__Your goal__: Across the listing below, how many lines contain "signers"? Answer with the number and nothing else.

====

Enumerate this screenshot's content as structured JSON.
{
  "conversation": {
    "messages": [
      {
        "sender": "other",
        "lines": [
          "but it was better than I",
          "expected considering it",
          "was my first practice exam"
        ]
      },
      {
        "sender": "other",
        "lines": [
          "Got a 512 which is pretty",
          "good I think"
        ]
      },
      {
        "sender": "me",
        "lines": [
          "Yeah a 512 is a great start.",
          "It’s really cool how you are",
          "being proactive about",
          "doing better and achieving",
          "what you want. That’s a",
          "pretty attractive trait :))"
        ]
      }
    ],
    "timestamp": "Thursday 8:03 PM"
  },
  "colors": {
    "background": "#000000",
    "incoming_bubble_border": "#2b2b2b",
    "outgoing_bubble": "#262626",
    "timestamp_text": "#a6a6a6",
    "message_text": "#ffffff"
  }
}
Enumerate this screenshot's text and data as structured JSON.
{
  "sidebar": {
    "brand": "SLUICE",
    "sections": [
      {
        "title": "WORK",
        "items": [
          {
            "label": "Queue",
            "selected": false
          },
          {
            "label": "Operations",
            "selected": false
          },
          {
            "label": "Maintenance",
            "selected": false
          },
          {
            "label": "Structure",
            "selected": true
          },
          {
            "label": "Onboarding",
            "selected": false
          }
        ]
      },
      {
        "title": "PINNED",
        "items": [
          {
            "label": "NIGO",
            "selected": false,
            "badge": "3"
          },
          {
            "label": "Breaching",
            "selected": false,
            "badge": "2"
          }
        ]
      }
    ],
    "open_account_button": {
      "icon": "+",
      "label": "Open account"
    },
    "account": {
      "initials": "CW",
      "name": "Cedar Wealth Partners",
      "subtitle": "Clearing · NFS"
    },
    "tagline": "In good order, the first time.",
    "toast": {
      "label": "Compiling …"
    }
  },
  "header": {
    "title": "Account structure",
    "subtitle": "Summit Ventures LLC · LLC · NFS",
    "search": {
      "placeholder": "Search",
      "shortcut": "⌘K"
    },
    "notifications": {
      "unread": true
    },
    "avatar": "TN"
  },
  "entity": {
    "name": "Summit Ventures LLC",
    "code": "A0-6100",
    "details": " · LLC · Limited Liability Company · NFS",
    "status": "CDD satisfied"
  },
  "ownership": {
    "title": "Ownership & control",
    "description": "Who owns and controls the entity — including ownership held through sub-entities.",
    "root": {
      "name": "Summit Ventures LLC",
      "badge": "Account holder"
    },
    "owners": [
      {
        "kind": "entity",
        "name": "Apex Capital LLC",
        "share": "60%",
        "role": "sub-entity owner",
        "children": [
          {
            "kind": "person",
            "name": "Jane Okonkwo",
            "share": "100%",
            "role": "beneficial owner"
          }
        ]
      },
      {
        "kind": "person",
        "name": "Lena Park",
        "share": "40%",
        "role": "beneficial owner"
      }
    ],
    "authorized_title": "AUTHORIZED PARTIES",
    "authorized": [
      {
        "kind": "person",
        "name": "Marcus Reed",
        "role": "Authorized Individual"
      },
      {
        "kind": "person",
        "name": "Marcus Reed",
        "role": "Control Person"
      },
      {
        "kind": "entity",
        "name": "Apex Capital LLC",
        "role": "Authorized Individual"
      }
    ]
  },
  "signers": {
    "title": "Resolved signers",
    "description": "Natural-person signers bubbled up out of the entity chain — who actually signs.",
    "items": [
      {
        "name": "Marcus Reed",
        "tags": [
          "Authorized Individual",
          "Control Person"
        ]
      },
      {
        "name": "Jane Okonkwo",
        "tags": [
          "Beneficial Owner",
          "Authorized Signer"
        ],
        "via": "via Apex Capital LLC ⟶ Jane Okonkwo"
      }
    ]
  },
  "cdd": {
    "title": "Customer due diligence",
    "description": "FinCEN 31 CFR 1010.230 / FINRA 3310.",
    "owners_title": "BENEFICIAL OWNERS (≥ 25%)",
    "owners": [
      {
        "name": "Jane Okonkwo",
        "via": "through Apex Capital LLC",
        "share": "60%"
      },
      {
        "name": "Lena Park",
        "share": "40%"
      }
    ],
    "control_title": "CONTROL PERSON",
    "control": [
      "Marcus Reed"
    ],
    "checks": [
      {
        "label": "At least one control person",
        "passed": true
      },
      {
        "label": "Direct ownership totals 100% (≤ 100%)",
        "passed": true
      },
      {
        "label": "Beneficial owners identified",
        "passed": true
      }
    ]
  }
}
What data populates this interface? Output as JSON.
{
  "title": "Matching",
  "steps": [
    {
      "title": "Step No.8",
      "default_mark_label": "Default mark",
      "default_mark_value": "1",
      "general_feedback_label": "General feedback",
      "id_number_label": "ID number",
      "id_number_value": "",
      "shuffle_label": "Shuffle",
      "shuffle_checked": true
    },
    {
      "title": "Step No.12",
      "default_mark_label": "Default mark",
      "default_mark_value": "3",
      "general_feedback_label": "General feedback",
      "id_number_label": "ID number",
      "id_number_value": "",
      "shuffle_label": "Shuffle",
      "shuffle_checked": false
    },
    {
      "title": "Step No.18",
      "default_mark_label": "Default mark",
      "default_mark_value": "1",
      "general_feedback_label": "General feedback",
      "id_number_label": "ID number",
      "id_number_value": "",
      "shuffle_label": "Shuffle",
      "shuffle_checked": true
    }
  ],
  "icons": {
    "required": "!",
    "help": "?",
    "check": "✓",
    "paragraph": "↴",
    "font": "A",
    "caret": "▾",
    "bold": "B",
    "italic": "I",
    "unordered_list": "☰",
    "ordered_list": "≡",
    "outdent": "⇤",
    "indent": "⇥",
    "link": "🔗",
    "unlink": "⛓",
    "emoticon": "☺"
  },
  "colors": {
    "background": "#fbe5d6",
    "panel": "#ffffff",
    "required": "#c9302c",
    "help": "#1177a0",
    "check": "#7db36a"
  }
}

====

__Solved problem__: 3